Fallon, 50, has been head of Pearson's international education division since 2008. Prior to that, he was head for the group's Europe, Middle East and Africa unit since 2003.
Dame Marjorie Scardino, 65, became the first woman to head a FTSE 100 company when she was appointed on January 1, 1997.
Pearson added that she had guided the group through a period of "profound change" in the media and publishing industries, which have moved from traditional print publishing businesses to digital and services businesses.
Under her watch, annual sales have tripled to almost £6.0 billion ($9.7 billion, 7.5 billion euros), while operational profits have grown by more than three times to a record high of £942 million in 2011.
"Under Marjorie's leadership, Pearson has fundamentally shifted its business portfolio towards all kinds of learning, its geographic exposure towards fast-growing economies and its product mix towards digital and services," added chairman Glen Moreno in the statement.
"It has been a radical and highly successful transformation. I know that many of Pearson's shareholders, customers and people will join me today in applauding her enormous contribution to the company."
This year, Pearson expects to generate more than half of the group's revenues from digital and services businesses for the first time in its history.
Scardino added: "Though we've changed the company beyond recognition from its form in 1997, we are still in the foothills of the climb to make all kinds of learning more accessible and more effective for more people."

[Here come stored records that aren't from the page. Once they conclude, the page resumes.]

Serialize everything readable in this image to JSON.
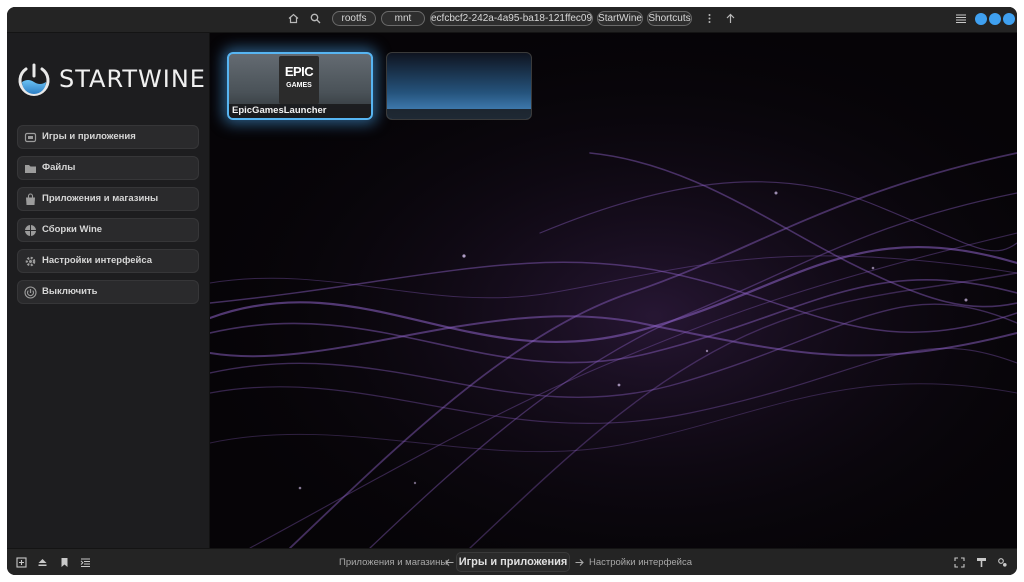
{
  "header": {
    "breadcrumbs": [
      "rootfs",
      "mnt",
      "ecfcbcf2-242a-4a95-ba18-121ffec09ccc",
      "StartWine",
      "Shortcuts"
    ],
    "icons": [
      "home-icon",
      "search-icon",
      "more-vertical-icon",
      "arrow-up-icon",
      "hamburger-menu-icon"
    ],
    "window_controls_color": "#3fa0f0"
  },
  "sidebar": {
    "logo_text": "STARTWINE",
    "items": [
      {
        "label": "Игры и приложения",
        "icon": "games-icon"
      },
      {
        "label": "Файлы",
        "icon": "folder-icon"
      },
      {
        "label": "Приложения и магазины",
        "icon": "store-bag-icon"
      },
      {
        "label": "Сборки Wine",
        "icon": "wine-globe-icon"
      },
      {
        "label": "Настройки интерфейса",
        "icon": "gear-icon"
      },
      {
        "label": "Выключить",
        "icon": "power-icon"
      }
    ]
  },
  "main": {
    "cards": [
      {
        "caption": "EpicGamesLauncher",
        "logo_line1": "EPIC",
        "logo_line2": "GAMES",
        "selected": true
      },
      {
        "caption": "",
        "selected": false
      }
    ],
    "accent_color": "#57b5f2"
  },
  "bottombar": {
    "prev_page": "Приложения и магазины",
    "current_page": "Игры и приложения",
    "next_page": "Настройки интерфейса",
    "left_icons": [
      "add-tile-icon",
      "eject-icon",
      "bookmark-icon",
      "list-indent-icon"
    ],
    "right_icons": [
      "fullscreen-icon",
      "paint-roller-icon",
      "settings-cog-icon"
    ]
  }
}
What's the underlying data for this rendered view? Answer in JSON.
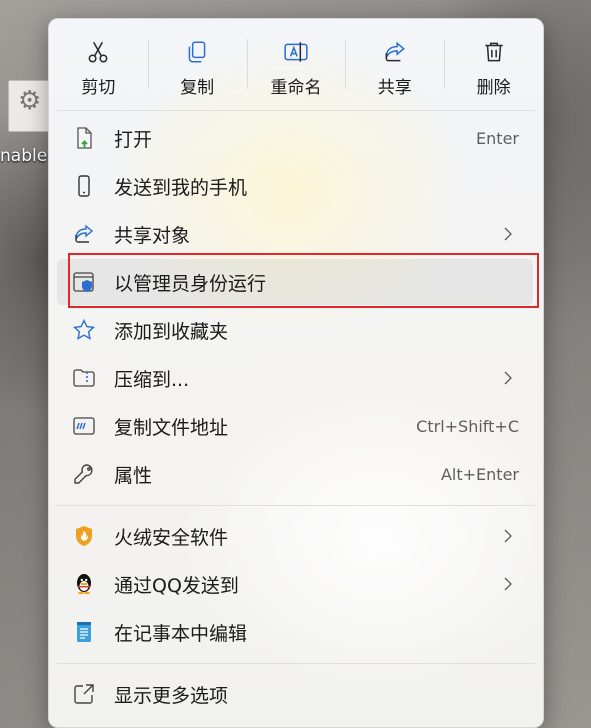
{
  "desktop": {
    "icon_label": "nable",
    "icon_name": "gear-settings-icon"
  },
  "toolbar": {
    "items": [
      {
        "label": "剪切",
        "icon": "scissors-icon"
      },
      {
        "label": "复制",
        "icon": "copy-icon"
      },
      {
        "label": "重命名",
        "icon": "rename-icon"
      },
      {
        "label": "共享",
        "icon": "share-icon"
      },
      {
        "label": "删除",
        "icon": "trash-icon"
      }
    ]
  },
  "menu": {
    "items": [
      {
        "label": "打开",
        "shortcut": "Enter",
        "icon": "file-open-icon"
      },
      {
        "label": "发送到我的手机",
        "icon": "phone-icon"
      },
      {
        "label": "共享对象",
        "icon": "share-icon",
        "submenu": true
      },
      {
        "label": "以管理员身份运行",
        "icon": "shield-admin-icon",
        "highlighted": true
      },
      {
        "label": "添加到收藏夹",
        "icon": "star-icon"
      },
      {
        "label": "压缩到...",
        "icon": "zip-folder-icon",
        "submenu": true
      },
      {
        "label": "复制文件地址",
        "shortcut": "Ctrl+Shift+C",
        "icon": "copy-path-icon"
      },
      {
        "label": "属性",
        "shortcut": "Alt+Enter",
        "icon": "wrench-icon"
      },
      {
        "label": "火绒安全软件",
        "icon": "huorong-icon",
        "submenu": true
      },
      {
        "label": "通过QQ发送到",
        "icon": "qq-icon",
        "submenu": true
      },
      {
        "label": "在记事本中编辑",
        "icon": "notepad-icon"
      },
      {
        "label": "显示更多选项",
        "icon": "external-icon"
      }
    ]
  },
  "colors": {
    "highlight_border": "#e0282e",
    "accent_blue": "#2a6fd1",
    "huorong_orange": "#f0a020"
  }
}
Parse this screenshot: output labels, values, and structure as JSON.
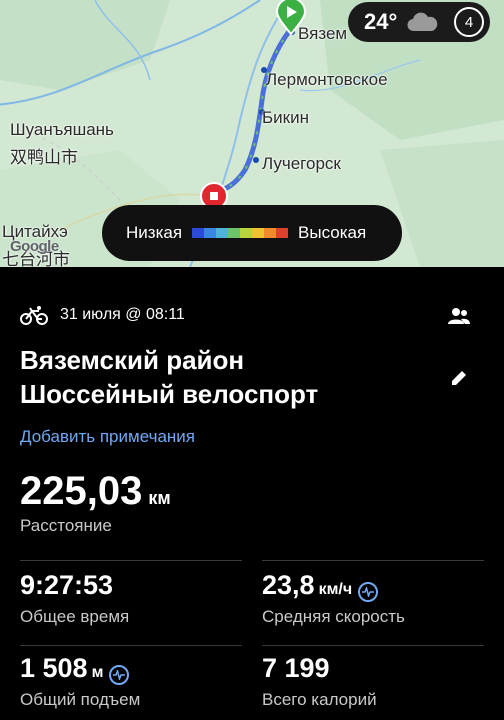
{
  "map": {
    "labels": {
      "vyazem": "Вязем",
      "lermontovskoe": "Лермонтовское",
      "bikin": "Бикин",
      "luchegorsk": "Лучегорск",
      "shuanyashan_ru": "Шуанъяшань",
      "shuanyashan_cn": "双鸭山市",
      "citaihe_ru": "Цитайхэ",
      "citaihe_cn": "七台河市"
    },
    "google_logo": "Google",
    "weather": {
      "temp": "24°",
      "badge": "4",
      "icon": "cloud-icon"
    },
    "legend": {
      "low": "Низкая",
      "high": "Высокая",
      "colors": [
        "#2a4bd8",
        "#3a86e0",
        "#4fb3d9",
        "#6cc36b",
        "#b7d43c",
        "#f0c431",
        "#f08a2a",
        "#e0412c"
      ]
    },
    "route_color": "#4a6fd8",
    "start_pin_color": "#3cb043",
    "end_pin_color": "#e0262e"
  },
  "activity": {
    "date": "31 июля @ 08:11",
    "title_line1": "Вяземский район",
    "title_line2": "Шоссейный велоспорт",
    "add_notes": "Добавить примечания",
    "distance": {
      "value": "225,03",
      "unit": "км",
      "label": "Расстояние"
    },
    "total_time": {
      "value": "9:27:53",
      "label": "Общее время"
    },
    "avg_speed": {
      "value": "23,8",
      "unit": "км/ч",
      "label": "Средняя скорость"
    },
    "elevation": {
      "value": "1 508",
      "unit": "м",
      "label": "Общий подъем"
    },
    "calories": {
      "value": "7 199",
      "label": "Всего калорий"
    }
  }
}
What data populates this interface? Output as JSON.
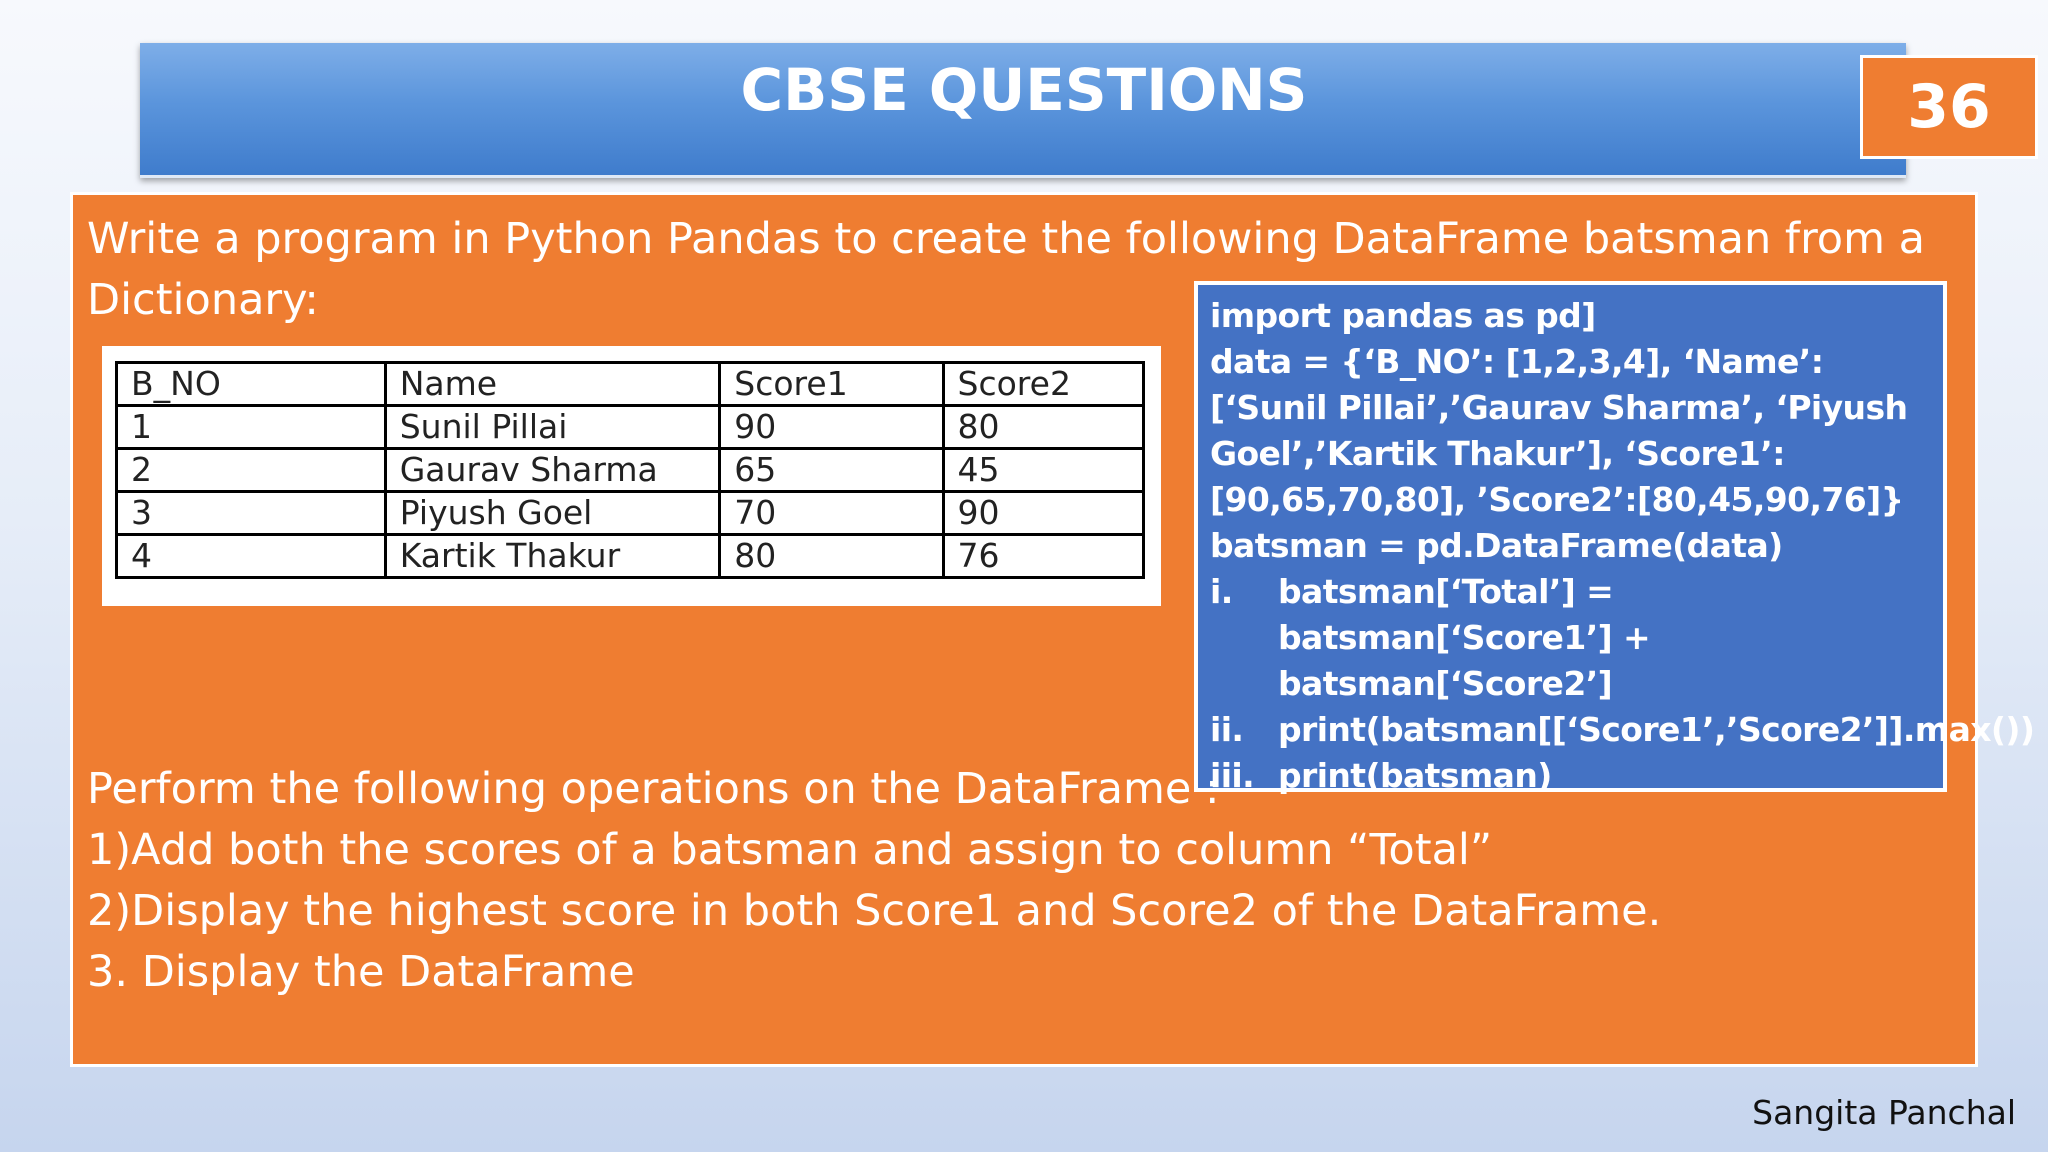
{
  "header": {
    "title": "CBSE QUESTIONS",
    "slide_number": "36"
  },
  "question": {
    "intro": "Write a program in Python Pandas to create the following DataFrame batsman from a Dictionary:"
  },
  "dataframe": {
    "columns": [
      "B_NO",
      "Name",
      "Score1",
      "Score2"
    ],
    "rows": [
      [
        "1",
        "Sunil Pillai",
        "90",
        "80"
      ],
      [
        "2",
        "Gaurav Sharma",
        "65",
        "45"
      ],
      [
        "3",
        "Piyush Goel",
        "70",
        "90"
      ],
      [
        "4",
        "Kartik Thakur",
        "80",
        "76"
      ]
    ]
  },
  "code": {
    "import_line": "import pandas as pd]",
    "data_def": "data = {‘B_NO’: [1,2,3,4], ‘Name’:[‘Sunil Pillai’,’Gaurav Sharma’, ‘Piyush Goel’,’Kartik Thakur’], ‘Score1’:[90,65,70,80], ’Score2’:[80,45,90,76]}",
    "create_line": "batsman = pd.DataFrame(data)",
    "ops": [
      {
        "num": "i.",
        "text": "batsman[‘Total’] = batsman[‘Score1’] + batsman[‘Score2’]"
      },
      {
        "num": "ii.",
        "text": "print(batsman[[‘Score1’,’Score2’]].max())"
      },
      {
        "num": "iii.",
        "text": "print(batsman)"
      }
    ]
  },
  "operations": {
    "heading": "Perform the following operations on the DataFrame :",
    "items": [
      "1)Add both the scores of a batsman and assign to column “Total”",
      "2)Display the highest score in both Score1 and Score2 of the DataFrame.",
      "3. Display the DataFrame"
    ]
  },
  "footer": {
    "author": "Sangita Panchal"
  }
}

In early morning deals, Pearson shares dipped 0.97 percent to 1,225 pence on the FTSE 100 index of leading companies, which was 0.30 percent lower at 5,792.07 points.